*** PROVIDED ENTRIES Section Begins ***

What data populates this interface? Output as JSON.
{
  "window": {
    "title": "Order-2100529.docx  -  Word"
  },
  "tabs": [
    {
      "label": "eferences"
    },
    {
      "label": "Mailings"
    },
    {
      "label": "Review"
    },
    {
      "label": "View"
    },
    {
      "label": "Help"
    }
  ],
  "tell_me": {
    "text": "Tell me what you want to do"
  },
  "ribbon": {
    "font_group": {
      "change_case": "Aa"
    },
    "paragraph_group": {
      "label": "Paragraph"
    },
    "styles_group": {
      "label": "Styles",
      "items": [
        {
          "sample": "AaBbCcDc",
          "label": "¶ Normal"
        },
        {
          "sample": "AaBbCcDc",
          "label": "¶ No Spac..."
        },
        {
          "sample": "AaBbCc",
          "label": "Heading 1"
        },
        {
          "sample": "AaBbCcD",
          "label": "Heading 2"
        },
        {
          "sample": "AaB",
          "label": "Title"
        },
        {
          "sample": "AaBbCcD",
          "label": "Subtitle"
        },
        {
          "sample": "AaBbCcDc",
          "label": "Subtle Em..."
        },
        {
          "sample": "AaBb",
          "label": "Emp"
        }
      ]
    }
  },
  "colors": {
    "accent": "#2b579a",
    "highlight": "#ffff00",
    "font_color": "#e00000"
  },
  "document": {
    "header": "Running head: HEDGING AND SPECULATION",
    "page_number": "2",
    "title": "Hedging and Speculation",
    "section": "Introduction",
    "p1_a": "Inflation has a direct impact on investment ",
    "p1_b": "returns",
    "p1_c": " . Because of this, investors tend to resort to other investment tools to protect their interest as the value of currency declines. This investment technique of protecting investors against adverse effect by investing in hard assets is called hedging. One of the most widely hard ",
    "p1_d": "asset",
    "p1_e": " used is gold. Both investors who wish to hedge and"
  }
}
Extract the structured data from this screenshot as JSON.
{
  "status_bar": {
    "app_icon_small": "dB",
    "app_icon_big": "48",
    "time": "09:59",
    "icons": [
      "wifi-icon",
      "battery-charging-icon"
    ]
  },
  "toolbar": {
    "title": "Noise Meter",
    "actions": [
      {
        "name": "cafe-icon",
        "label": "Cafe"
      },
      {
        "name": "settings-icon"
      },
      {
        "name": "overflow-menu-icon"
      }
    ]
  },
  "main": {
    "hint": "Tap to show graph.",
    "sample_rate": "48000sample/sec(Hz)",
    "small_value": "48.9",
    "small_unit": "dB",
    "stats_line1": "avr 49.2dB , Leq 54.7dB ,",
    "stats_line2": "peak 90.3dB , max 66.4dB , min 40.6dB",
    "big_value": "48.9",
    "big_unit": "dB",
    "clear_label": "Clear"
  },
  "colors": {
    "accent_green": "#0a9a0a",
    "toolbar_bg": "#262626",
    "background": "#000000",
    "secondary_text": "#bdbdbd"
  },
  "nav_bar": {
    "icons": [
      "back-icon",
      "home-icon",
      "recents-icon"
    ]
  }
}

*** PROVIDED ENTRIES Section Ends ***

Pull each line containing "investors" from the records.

    "p1_c": " . Because of this, investors tend to resort to other investment tools to protect their interest as the value of currency declines. This investment technique of protecting investors against adverse effect by investing in hard assets is called hedging. One of the most widely hard ",
    "p1_e": " used is gold. Both investors who wish to hedge and"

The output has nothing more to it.